A mock funeral conducted by Brick resident Dave Williams noted the death of “civility” during a skit held on the afternoon on Washington St. Toms River. (Photo by Bob Vosseller)


TOMS RIVER – A pair of songwriters turned activists posed the question “is civility dead?” in a rather unique way. They brought their brand of street theatrics on Aug. 24 to the courtyard of the Ocean County Library in downtown Toms River.

  Dressed in black suits and hats and taking the theme of a New Orleans-style jazz funeral as their inspiration, the duo joined 11 others for the 30-minute skit that involved a prop coffin, umbrellas and music.

  Brick resident Dave Williams, the co-founder of the group Forward March said the idea was not exactly to mourn the loss of civility but to give it a very strong sendoff.

  Co-Founder Jim Tobias of Matawan said civility “should be a two-way street but I don’t think we are seeing that lately in politics. We should be able to have a debate or argument in politics about public policy but too often it gets heated.”

  Tobias said that he’d like to see those who disagree on political issues “keep to the norms of mutual respect” and he pointed to Republicans and those of the extreme right as the main cause.

  Tobias added that Democrats were being too polite in some of their discourse. “It isn’t even a case of bringing a knife to a gun fight. They bring a covered dish to a gun fight. We’re not trying to be nasty but we do want to be visible, clear and assertive.”

  The two men have for some time enjoyed writing song parodies and examining various ways to promote their progressive ideology.

  Williams said “I have only been an activist since early 2017 when I joined Indivisible NJ 3rd District at its first meeting. I’m now the group’s leader. I’m also involved with other grassroots groups and I am an elected member of the Ocean County Democratic Committee.”

  Tobias has been an activist for a longer time and has been involved with the Working Families Alliance, according to Williams.

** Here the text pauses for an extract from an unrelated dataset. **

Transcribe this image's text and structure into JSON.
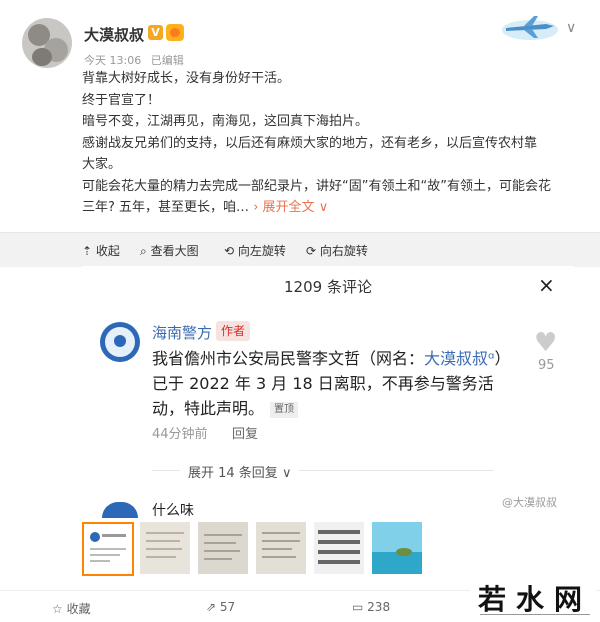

Photo by Bob Vosseller

  “Civility is dead. It is coming from the top down,” Joanie Parks of Waretown said. Parks was one of the participants at the event and helped hold the mock coffin. Parks was critical of President Donald Trump. “He has no regard for humanity, not even his own family.”

  Fellow Waretown resident Roseann DePasquale donned a black veil and played a small drum during the activity.

  Toms River resident Bob Riehl literally got a front row seat for the event. “I learned about this only an hour ago. I’m an optimist and while I feel civility is dead, I think it will come back. I’m sick of all the hate speech. There is no room for it in this country.”

  Williams said that “we first started talking seriously at a “Tax Scam” protest which I believe was in early 2018, whenever the Trump/GOP tax cut came out. We started a kind of chain email with a handful of other people we knew, working on ways to do more fun/theatrical/wacky things than what you find at a typical protest rally or march.”

  Williams said this is when the duo got serious about what they wanted to do next. “We met at Jim’s house and talked about ideas. That led to the formation of Forward March, and we created a Facebook group and a logo and all that. The logo is now on a bass drum that I bought used for cheap, after we discussed the idea of having a “drumline” for protest marches as one of our projects.”

  The two songwriters started discussing the “death of civility” concept during that meeting.

Jim Tobias, Matawan, left, pretends to console a grieving Roseann DePasquale, Waretown, as they join Dave Williams, Brick for a New Orleans style funeral themed skit to note the end of civility in public discourse concerning matters of politics and public policy debate. (Photo by Bob Vosseller)

“R.I.P. Civility” was the group’s second event that they organized. “This is first event though that is in the spirit of what we are trying to do but we’re happy to perform at other protests in order to add our brand of irreverent fun to the proceedings,” Williams said.

  “The first event we staged was an impeachment rally in Asbury Park earlier this summer. We had assumed there would be a rally somewhere as there were national coordinated rallies, but when we didn’t find one, we decided to host it,” Williams said.

  The duo took part in a Trenton based rally called Empower NJ, a Lights for Liberty event at the ICE detention center in Elizabeth and in June a pro-impeachment protest in Asbury Park. On Aug. 21 they joined students of Toms River High School North who protested Board of Education member Daniel Leonard who posted derogatory comments about U.S. Rep. Rashida Tlaib (D-MI) on Facebook.

  “We aren’t committed to any specific ideology although we’re left of center, obviously. We’re more interested in methodology and tactics and finding ways to make the resistance movement more enjoyable and engaging – partly to attract new people to the movement, and partly to keep up the morale of the people already in it,” Williams said.